Agostic Isomers: different colors and structures

Researchers from PNNL have, for the first time, isolated and characterized two agostic isomers (‘agostomers’). Isomers of a cationic Mo piano stool complex, important intermediates in catalytic hydrogenation, have been separated by crystallization and can interconvert upon dissolution. The γ-agostomer of [CpMo(CO)2(PiPr3)]+ has a blue color, while the β-agostomer is orange. ADF calculations confirm that the two agostomers are very close in energy and the calculated VIS/NIR spectra are in good agreement with the experimental data. While the frontier orbitals of the two isomers are very similar, the LUMO of the β-agostomer is higher in energy by 0.64 eV compared to the γ-agostomer, resulting in the observed higher absorption energy.
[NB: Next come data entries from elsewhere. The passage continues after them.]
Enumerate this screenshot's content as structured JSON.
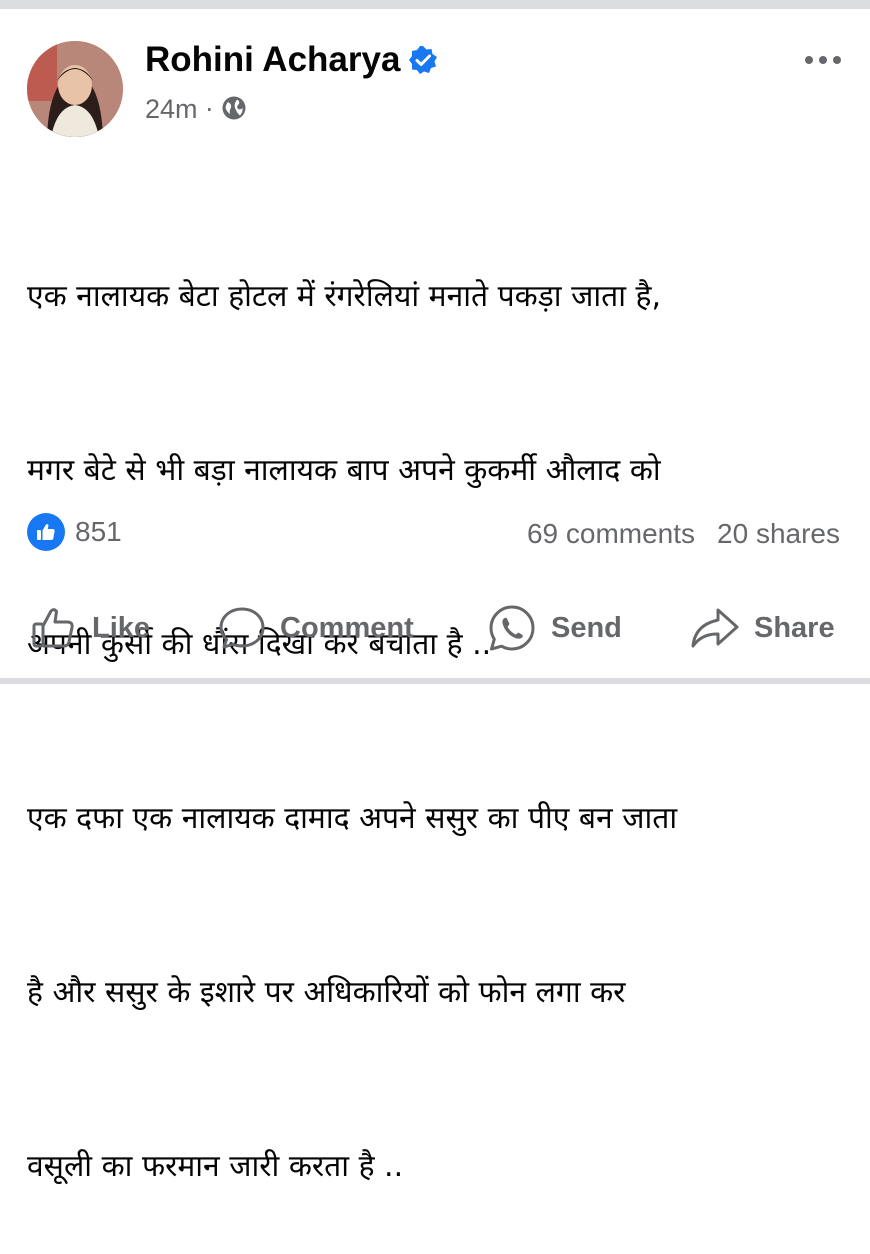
{
  "post": {
    "author": "Rohini Acharya",
    "verified": true,
    "timestamp": "24m",
    "separator": "·",
    "audience_icon": "globe-icon",
    "text_lines": [
      "एक नालायक बेटा होटल में रंगरेलियां मनाते पकड़ा जाता है,",
      "मगर बेटे से भी बड़ा नालायक बाप अपने कुकर्मी औलाद को",
      "अपनी कुर्सी की धौंस दिखा कर बचाता है ..",
      "एक दफा एक नालायक दामाद अपने ससुर का पीए बन जाता",
      "है और ससुर के इशारे पर अधिकारियों को फोन लगा कर",
      "वसूली का फरमान जारी करता है .."
    ]
  },
  "engagement": {
    "reaction_count": "851",
    "comments": "69 comments",
    "shares": "20 shares"
  },
  "actions": {
    "like": "Like",
    "comment": "Comment",
    "send": "Send",
    "share": "Share"
  },
  "colors": {
    "brand_blue": "#1877f2",
    "secondary_text": "#65676b",
    "divider": "#dcdde0"
  }
}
Agostomers orbitals DFT

LUMO and HOMO of β-agostomer (left) and γ-agostomer (right) of [CpMo(CO)2(PiPr3)]+. The β-agostomer absorbs shorter wavelength of light in the VIS absorption, resulting in orange-colored crystals for the β-agostomer and blue-colored crystals for the γ-agostomer.

ZORA, TDDFT, VIS/NIR, chemical bonding analysis

E. F. van der Eide, P. Yang, and R. M. Bullock, Isolation of Two Agostic Isomers of an Organometallic Cation: Different Structures and Colors, Angew. Chem. Int. Ed. 52, 10190-10194 (2013)

Key concepts